**WHAT THIS TASK INVOLVES**
Lines with the word "search" are the ones wanted. Copy each of them from the entries below.

#### MATERIALS PROVIDED ####

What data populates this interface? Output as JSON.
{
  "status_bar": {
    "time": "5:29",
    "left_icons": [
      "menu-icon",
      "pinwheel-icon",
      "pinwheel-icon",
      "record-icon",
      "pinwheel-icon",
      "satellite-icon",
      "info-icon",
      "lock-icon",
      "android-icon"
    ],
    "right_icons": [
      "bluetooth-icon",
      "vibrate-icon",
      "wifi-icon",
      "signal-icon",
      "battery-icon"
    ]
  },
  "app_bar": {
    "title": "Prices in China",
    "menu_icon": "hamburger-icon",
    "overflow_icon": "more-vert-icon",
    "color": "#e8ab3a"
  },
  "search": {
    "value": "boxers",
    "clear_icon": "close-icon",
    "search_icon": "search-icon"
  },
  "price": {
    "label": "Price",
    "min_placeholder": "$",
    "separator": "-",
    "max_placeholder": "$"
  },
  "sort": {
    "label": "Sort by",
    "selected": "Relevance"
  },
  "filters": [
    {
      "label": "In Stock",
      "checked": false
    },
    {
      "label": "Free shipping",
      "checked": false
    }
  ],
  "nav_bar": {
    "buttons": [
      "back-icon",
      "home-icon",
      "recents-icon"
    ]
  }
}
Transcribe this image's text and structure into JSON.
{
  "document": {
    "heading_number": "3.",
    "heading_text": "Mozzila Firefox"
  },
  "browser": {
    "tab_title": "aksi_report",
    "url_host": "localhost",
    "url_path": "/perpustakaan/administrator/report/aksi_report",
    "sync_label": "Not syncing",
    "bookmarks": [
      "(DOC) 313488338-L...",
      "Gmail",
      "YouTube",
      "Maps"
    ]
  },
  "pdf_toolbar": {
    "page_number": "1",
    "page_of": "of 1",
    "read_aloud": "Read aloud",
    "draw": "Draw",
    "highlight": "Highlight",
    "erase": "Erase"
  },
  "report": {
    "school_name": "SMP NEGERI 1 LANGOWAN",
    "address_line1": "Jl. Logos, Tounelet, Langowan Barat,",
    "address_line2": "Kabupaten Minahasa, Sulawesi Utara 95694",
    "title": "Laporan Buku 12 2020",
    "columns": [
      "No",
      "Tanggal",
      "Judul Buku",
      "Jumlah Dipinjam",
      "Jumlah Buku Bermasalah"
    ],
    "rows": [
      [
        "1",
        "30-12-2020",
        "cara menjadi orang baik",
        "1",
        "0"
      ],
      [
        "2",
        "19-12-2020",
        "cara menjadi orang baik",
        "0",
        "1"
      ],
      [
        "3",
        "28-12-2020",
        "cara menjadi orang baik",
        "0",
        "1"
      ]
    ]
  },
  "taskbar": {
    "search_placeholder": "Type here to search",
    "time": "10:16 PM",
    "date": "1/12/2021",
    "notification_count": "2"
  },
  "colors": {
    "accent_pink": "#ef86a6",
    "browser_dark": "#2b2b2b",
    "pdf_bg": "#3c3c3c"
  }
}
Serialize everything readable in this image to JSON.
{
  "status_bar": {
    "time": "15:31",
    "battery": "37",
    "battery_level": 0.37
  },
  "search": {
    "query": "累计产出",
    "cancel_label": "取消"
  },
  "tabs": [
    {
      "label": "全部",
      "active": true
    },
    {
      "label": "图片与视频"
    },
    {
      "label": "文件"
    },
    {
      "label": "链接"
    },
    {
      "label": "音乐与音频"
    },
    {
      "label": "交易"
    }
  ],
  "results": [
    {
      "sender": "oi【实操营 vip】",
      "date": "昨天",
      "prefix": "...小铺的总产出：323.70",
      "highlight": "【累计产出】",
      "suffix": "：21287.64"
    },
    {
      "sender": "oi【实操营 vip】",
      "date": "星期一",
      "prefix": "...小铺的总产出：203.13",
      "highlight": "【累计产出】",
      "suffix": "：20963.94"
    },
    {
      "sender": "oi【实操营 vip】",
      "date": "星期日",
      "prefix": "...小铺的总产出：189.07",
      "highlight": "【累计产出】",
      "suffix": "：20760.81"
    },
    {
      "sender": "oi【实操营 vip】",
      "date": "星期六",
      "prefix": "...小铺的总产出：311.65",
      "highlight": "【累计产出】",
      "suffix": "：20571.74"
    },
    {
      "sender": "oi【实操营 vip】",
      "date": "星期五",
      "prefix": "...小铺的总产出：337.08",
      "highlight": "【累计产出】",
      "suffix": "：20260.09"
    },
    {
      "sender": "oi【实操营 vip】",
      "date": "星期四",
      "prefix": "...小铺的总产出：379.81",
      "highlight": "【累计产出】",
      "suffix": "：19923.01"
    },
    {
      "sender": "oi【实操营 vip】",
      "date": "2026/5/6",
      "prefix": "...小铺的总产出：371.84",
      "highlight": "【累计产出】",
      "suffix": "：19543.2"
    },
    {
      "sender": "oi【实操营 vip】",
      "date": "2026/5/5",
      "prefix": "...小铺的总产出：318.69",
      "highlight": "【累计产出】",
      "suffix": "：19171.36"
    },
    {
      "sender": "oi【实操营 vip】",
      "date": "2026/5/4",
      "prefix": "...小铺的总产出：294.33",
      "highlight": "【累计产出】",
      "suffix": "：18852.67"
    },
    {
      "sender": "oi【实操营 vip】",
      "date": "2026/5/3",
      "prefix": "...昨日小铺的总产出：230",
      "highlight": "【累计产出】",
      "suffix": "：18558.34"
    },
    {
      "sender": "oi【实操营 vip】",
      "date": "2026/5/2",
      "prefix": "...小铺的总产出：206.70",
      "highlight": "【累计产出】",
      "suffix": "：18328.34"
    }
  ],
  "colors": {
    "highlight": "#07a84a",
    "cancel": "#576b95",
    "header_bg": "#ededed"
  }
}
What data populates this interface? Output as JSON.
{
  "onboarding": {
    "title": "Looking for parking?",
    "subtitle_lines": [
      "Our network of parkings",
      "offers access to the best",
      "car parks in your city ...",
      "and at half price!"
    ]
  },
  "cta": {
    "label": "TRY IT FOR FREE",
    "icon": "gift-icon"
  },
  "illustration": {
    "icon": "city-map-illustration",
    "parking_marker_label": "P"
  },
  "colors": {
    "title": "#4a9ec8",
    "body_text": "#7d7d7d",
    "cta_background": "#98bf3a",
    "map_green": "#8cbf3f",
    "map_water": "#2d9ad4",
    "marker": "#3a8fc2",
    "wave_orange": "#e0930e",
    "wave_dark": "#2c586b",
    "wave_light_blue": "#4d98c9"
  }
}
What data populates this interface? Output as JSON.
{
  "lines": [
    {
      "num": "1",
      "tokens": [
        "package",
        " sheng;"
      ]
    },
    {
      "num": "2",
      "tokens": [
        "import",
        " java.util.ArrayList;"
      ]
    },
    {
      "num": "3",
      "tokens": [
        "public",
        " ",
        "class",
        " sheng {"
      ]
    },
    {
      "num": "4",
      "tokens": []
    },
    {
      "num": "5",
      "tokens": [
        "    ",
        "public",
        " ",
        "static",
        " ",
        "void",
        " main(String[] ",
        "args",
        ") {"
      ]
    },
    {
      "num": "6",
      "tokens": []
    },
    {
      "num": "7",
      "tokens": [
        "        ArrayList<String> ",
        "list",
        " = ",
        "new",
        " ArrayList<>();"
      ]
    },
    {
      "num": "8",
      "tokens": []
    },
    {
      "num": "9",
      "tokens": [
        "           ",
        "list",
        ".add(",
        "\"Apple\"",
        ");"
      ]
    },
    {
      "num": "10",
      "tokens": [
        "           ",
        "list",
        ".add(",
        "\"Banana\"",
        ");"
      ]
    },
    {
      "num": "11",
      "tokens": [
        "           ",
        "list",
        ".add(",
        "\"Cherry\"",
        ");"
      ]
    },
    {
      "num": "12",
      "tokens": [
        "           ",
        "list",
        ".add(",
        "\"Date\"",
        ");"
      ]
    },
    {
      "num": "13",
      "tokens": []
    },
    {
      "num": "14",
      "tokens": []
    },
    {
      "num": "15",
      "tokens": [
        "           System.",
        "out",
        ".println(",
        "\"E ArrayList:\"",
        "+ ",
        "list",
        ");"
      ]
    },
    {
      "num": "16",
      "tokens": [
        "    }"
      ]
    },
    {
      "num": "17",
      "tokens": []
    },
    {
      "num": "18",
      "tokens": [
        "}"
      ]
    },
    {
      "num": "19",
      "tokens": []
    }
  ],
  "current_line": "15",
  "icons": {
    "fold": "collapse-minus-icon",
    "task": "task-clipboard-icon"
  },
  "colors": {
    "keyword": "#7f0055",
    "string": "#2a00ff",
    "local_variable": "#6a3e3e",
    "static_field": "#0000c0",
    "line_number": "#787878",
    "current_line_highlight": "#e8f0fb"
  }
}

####

**EXPECTED ANSWER**
  "search": {
    "search_icon": "search-icon"
    "search_placeholder": "Type here to search",
  "search": {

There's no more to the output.